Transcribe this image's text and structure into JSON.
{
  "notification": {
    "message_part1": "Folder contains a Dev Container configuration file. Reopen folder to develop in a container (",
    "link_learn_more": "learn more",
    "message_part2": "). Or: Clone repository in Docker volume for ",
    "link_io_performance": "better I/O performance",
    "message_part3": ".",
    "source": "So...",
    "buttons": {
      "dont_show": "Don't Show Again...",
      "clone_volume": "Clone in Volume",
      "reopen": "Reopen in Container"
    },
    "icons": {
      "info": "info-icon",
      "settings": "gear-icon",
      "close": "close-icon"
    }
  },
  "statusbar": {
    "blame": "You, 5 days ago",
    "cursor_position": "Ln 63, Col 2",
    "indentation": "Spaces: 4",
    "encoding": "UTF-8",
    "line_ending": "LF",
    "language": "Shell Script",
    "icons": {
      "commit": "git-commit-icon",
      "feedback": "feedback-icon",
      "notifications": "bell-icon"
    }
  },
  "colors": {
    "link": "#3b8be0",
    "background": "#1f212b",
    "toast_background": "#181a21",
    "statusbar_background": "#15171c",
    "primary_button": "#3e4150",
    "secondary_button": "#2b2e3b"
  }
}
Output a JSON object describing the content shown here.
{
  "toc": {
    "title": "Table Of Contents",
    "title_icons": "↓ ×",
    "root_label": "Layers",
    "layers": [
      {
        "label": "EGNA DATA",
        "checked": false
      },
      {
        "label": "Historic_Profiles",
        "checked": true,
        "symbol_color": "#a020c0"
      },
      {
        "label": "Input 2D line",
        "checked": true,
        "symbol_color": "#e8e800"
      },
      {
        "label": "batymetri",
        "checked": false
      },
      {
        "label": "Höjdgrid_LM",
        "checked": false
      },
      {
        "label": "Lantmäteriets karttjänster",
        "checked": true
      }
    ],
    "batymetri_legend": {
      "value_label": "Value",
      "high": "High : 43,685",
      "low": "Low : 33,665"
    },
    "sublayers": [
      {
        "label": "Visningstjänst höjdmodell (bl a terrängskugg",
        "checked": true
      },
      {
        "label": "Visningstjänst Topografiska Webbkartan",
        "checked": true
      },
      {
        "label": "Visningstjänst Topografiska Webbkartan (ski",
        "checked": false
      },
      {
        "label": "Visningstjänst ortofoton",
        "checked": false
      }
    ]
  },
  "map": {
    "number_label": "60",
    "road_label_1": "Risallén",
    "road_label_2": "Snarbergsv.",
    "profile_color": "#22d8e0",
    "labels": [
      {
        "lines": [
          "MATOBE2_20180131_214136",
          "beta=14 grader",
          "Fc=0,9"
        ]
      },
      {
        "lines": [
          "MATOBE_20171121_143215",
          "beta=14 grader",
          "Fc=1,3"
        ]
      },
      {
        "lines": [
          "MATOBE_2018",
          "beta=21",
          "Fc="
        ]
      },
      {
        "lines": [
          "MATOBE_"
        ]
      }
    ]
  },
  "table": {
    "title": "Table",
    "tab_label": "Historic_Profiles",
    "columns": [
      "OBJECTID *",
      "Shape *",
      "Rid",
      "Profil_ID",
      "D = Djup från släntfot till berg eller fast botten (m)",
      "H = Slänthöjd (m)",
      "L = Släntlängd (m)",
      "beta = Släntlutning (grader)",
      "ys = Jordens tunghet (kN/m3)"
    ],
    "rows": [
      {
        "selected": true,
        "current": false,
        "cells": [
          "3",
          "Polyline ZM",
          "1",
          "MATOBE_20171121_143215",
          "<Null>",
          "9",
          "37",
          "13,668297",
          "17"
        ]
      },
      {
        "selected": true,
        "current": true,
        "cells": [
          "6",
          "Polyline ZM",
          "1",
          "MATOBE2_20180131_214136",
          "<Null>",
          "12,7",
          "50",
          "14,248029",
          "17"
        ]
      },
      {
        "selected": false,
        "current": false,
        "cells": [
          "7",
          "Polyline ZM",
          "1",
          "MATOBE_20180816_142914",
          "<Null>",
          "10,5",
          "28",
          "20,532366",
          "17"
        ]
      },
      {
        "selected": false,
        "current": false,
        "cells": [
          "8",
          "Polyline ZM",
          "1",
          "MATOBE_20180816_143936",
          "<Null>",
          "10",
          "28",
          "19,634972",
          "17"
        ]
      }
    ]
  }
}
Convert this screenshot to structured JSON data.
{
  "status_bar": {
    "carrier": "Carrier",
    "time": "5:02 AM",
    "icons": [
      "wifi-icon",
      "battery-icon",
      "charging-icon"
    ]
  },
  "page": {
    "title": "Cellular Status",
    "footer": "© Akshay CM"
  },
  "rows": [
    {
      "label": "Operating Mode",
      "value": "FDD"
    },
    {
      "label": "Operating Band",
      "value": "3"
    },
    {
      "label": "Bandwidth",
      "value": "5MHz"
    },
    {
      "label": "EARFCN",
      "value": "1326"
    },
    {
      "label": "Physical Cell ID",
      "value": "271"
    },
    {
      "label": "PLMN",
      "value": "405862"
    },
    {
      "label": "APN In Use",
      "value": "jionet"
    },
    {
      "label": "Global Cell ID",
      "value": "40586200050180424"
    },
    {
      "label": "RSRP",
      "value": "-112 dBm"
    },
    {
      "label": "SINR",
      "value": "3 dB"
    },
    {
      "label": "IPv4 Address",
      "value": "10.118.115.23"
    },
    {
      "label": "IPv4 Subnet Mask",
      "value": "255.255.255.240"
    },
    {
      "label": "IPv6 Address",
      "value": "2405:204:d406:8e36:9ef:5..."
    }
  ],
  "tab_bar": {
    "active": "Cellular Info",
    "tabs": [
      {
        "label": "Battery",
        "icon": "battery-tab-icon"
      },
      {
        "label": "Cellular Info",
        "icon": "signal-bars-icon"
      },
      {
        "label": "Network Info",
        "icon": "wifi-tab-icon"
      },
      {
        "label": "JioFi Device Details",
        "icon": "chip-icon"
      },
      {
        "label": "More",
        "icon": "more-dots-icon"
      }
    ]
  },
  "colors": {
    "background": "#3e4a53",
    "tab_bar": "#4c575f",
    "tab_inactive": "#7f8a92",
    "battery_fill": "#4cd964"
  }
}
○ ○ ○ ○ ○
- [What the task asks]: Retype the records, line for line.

- [Your response]:
Transcribe this image's text and structure into JSON.
{
  "notification": {
    "message_part1": "Folder contains a Dev Container configuration file. Reopen folder to develop in a container (",
    "link_learn_more": "learn more",
    "message_part2": "). Or: Clone repository in Docker volume for ",
    "link_io_performance": "better I/O performance",
    "message_part3": ".",
    "source": "So...",
    "buttons": {
      "dont_show": "Don't Show Again...",
      "clone_volume": "Clone in Volume",
      "reopen": "Reopen in Container"
    },
    "icons": {
      "info": "info-icon",
      "settings": "gear-icon",
      "close": "close-icon"
    }
  },
  "statusbar": {
    "blame": "You, 5 days ago",
    "cursor_position": "Ln 63, Col 2",
    "indentation": "Spaces: 4",
    "encoding": "UTF-8",
    "line_ending": "LF",
    "language": "Shell Script",
    "icons": {
      "commit": "git-commit-icon",
      "feedback": "feedback-icon",
      "notifications": "bell-icon"
    }
  },
  "colors": {
    "link": "#3b8be0",
    "background": "#1f212b",
    "toast_background": "#181a21",
    "statusbar_background": "#15171c",
    "primary_button": "#3e4150",
    "secondary_button": "#2b2e3b"
  }
}
Output a JSON object describing the content shown here.
{
  "toc": {
    "title": "Table Of Contents",
    "title_icons": "↓ ×",
    "root_label": "Layers",
    "layers": [
      {
        "label": "EGNA DATA",
        "checked": false
      },
      {
        "label": "Historic_Profiles",
        "checked": true,
        "symbol_color": "#a020c0"
      },
      {
        "label": "Input 2D line",
        "checked": true,
        "symbol_color": "#e8e800"
      },
      {
        "label": "batymetri",
        "checked": false
      },
      {
        "label": "Höjdgrid_LM",
        "checked": false
      },
      {
        "label": "Lantmäteriets karttjänster",
        "checked": true
      }
    ],
    "batymetri_legend": {
      "value_label": "Value",
      "high": "High : 43,685",
      "low": "Low : 33,665"
    },
    "sublayers": [
      {
        "label": "Visningstjänst höjdmodell (bl a terrängskugg",
        "checked": true
      },
      {
        "label": "Visningstjänst Topografiska Webbkartan",
        "checked": true
      },
      {
        "label": "Visningstjänst Topografiska Webbkartan (ski",
        "checked": false
      },
      {
        "label": "Visningstjänst ortofoton",
        "checked": false
      }
    ]
  },
  "map": {
    "number_label": "60",
    "road_label_1": "Risallén",
    "road_label_2": "Snarbergsv.",
    "profile_color": "#22d8e0",
    "labels": [
      {
        "lines": [
          "MATOBE2_20180131_214136",
          "beta=14 grader",
          "Fc=0,9"
        ]
      },
      {
        "lines": [
          "MATOBE_20171121_143215",
          "beta=14 grader",
          "Fc=1,3"
        ]
      },
      {
        "lines": [
          "MATOBE_2018",
          "beta=21",
          "Fc="
        ]
      },
      {
        "lines": [
          "MATOBE_"
        ]
      }
    ]
  },
  "table": {
    "title": "Table",
    "tab_label": "Historic_Profiles",
    "columns": [
      "OBJECTID *",
      "Shape *",
      "Rid",
      "Profil_ID",
      "D = Djup från släntfot till berg eller fast botten (m)",
      "H = Slänthöjd (m)",
      "L = Släntlängd (m)",
      "beta = Släntlutning (grader)",
      "ys = Jordens tunghet (kN/m3)"
    ],
    "rows": [
      {
        "selected": true,
        "current": false,
        "cells": [
          "3",
          "Polyline ZM",
          "1",
          "MATOBE_20171121_143215",
          "<Null>",
          "9",
          "37",
          "13,668297",
          "17"
        ]
      },
      {
        "selected": true,
        "current": true,
        "cells": [
          "6",
          "Polyline ZM",
          "1",
          "MATOBE2_20180131_214136",
          "<Null>",
          "12,7",
          "50",
          "14,248029",
          "17"
        ]
      },
      {
        "selected": false,
        "current": false,
        "cells": [
          "7",
          "Polyline ZM",
          "1",
          "MATOBE_20180816_142914",
          "<Null>",
          "10,5",
          "28",
          "20,532366",
          "17"
        ]
      },
      {
        "selected": false,
        "current": false,
        "cells": [
          "8",
          "Polyline ZM",
          "1",
          "MATOBE_20180816_143936",
          "<Null>",
          "10",
          "28",
          "19,634972",
          "17"
        ]
      }
    ]
  }
}
Convert this screenshot to structured JSON data.
{
  "status_bar": {
    "carrier": "Carrier",
    "time": "5:02 AM",
    "icons": [
      "wifi-icon",
      "battery-icon",
      "charging-icon"
    ]
  },
  "page": {
    "title": "Cellular Status",
    "footer": "© Akshay CM"
  },
  "rows": [
    {
      "label": "Operating Mode",
      "value": "FDD"
    },
    {
      "label": "Operating Band",
      "value": "3"
    },
    {
      "label": "Bandwidth",
      "value": "5MHz"
    },
    {
      "label": "EARFCN",
      "value": "1326"
    },
    {
      "label": "Physical Cell ID",
      "value": "271"
    },
    {
      "label": "PLMN",
      "value": "405862"
    },
    {
      "label": "APN In Use",
      "value": "jionet"
    },
    {
      "label": "Global Cell ID",
      "value": "40586200050180424"
    },
    {
      "label": "RSRP",
      "value": "-112 dBm"
    },
    {
      "label": "SINR",
      "value": "3 dB"
    },
    {
      "label": "IPv4 Address",
      "value": "10.118.115.23"
    },
    {
      "label": "IPv4 Subnet Mask",
      "value": "255.255.255.240"
    },
    {
      "label": "IPv6 Address",
      "value": "2405:204:d406:8e36:9ef:5..."
    }
  ],
  "tab_bar": {
    "active": "Cellular Info",
    "tabs": [
      {
        "label": "Battery",
        "icon": "battery-tab-icon"
      },
      {
        "label": "Cellular Info",
        "icon": "signal-bars-icon"
      },
      {
        "label": "Network Info",
        "icon": "wifi-tab-icon"
      },
      {
        "label": "JioFi Device Details",
        "icon": "chip-icon"
      },
      {
        "label": "More",
        "icon": "more-dots-icon"
      }
    ]
  },
  "colors": {
    "background": "#3e4a53",
    "tab_bar": "#4c575f",
    "tab_inactive": "#7f8a92",
    "battery_fill": "#4cd964"
  }
}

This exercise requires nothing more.